The Bankruptcy Code, as amended by the Bankruptcy Abuse Prevention and Consumer Protection Act of 2005 (“BAPCPA”), provides an exception to the automatic stay, which generally prohibits collection activity against property of the estate, for “the withholding of income that is property of the estate or property of the debtor for payment of a domestic support obligation under a judicial or administrative order or statute.” In Florida Dept. of Rev. v. Gonzalez (In re: Gonzalez), ___ F.3d ___, 2016 WL 4245422 (11th Cir. Aug. 11, 2016), the Eleventh Circuit held that there is no similar exception to a confirmed bankruptcy plan.
Gonzalez petitioned for relief under Chapter 13 of the Bankruptcy Code and the bankruptcy court ultimately confirmed a plan which included provision for full payment of arrearages on Gonzalez’s child support obligations, payable to the Florida Department of Revenue.

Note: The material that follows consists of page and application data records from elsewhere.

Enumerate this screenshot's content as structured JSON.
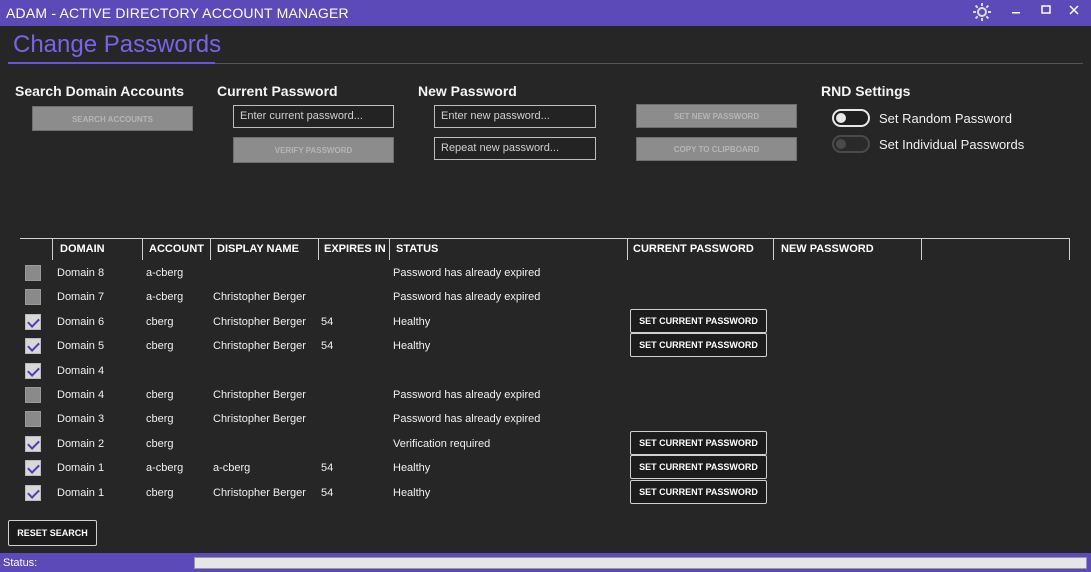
{
  "window": {
    "title": "ADAM - ACTIVE DIRECTORY ACCOUNT MANAGER"
  },
  "page": {
    "heading": "Change Passwords"
  },
  "search": {
    "title": "Search Domain Accounts",
    "search_button": "SEARCH ACCOUNTS"
  },
  "current_password": {
    "title": "Current Password",
    "placeholder": "Enter current password...",
    "verify_button": "VERIFY PASSWORD"
  },
  "new_password": {
    "title": "New Password",
    "placeholder": "Enter new password...",
    "repeat_placeholder": "Repeat new password..."
  },
  "actions": {
    "set_new_button": "SET NEW PASSWORD",
    "copy_button": "COPY TO CLIPBOARD"
  },
  "rnd": {
    "title": "RND Settings",
    "random_label": "Set Random Password",
    "individual_label": "Set Individual Passwords",
    "random_on": true,
    "individual_on": false
  },
  "table": {
    "headers": [
      "DOMAIN",
      "ACCOUNT",
      "DISPLAY NAME",
      "EXPIRES IN",
      "STATUS",
      "CURRENT PASSWORD",
      "NEW PASSWORD"
    ],
    "set_current_label": "SET CURRENT PASSWORD",
    "rows": [
      {
        "checked": false,
        "domain": "Domain 8",
        "account": "a-cberg",
        "display": "",
        "expires": "",
        "status": "Password has already expired",
        "btn": false
      },
      {
        "checked": false,
        "domain": "Domain 7",
        "account": "a-cberg",
        "display": "Christopher Berger",
        "expires": "",
        "status": "Password has already expired",
        "btn": false
      },
      {
        "checked": true,
        "domain": "Domain 6",
        "account": "cberg",
        "display": "Christopher Berger",
        "expires": "54",
        "status": "Healthy",
        "btn": true
      },
      {
        "checked": true,
        "domain": "Domain 5",
        "account": "cberg",
        "display": "Christopher Berger",
        "expires": "54",
        "status": "Healthy",
        "btn": true
      },
      {
        "checked": true,
        "domain": "Domain 4",
        "account": "",
        "display": "",
        "expires": "",
        "status": "",
        "btn": false
      },
      {
        "checked": false,
        "domain": "Domain 4",
        "account": "cberg",
        "display": "Christopher Berger",
        "expires": "",
        "status": "Password has already expired",
        "btn": false
      },
      {
        "checked": false,
        "domain": "Domain 3",
        "account": "cberg",
        "display": "Christopher Berger",
        "expires": "",
        "status": "Password has already expired",
        "btn": false
      },
      {
        "checked": true,
        "domain": "Domain 2",
        "account": "cberg",
        "display": "",
        "expires": "",
        "status": "Verification required",
        "btn": true
      },
      {
        "checked": true,
        "domain": "Domain 1",
        "account": "a-cberg",
        "display": "a-cberg",
        "expires": "54",
        "status": "Healthy",
        "btn": true
      },
      {
        "checked": true,
        "domain": "Domain 1",
        "account": "cberg",
        "display": "Christopher Berger",
        "expires": "54",
        "status": "Healthy",
        "btn": true
      }
    ]
  },
  "footer": {
    "reset_button": "RESET SEARCH",
    "status_label": "Status:"
  },
  "colors": {
    "accent": "#5b4ab8",
    "heading": "#7a63e8",
    "background": "#262626"
  }
}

But the plan said nothing about interception of payments to Gonzalez by the DOR. Nevertheless, after confirmation, the DOR intercepted a reimbursement payment to Gonzalez from his employer. Gonzalez moved to hold the DOR in contempt for violating the confirmed plan; the bankruptcy court granted the motion, and the district court affirmed. On appeal to the Eleventh Circuit, the DOR argued that the BAPCPA’s legislative history supported an exception for domestic support obligations not only to the automatic stay, but also to a confirmed plan. The Eleventh Circuit disagreed, based on the “clear language of s. 1327(a) [of the Bankruptcy Code] that binds all creditors to the plan”: “The legislative intent behind s. 362(b)(2)(C), which permits a DSO creditor to collect notwithstanding the automatic stay, does not indicate that Congress intended the exception to interfere with the binding effect [of] a confirmed plan per s. 1327(a). As such, although the DOR did not violate the automatic stay when it intercepted Gonzalez’s reimbursement payment, it did violate the confirmed plan.”
Posted by Valerie Sanders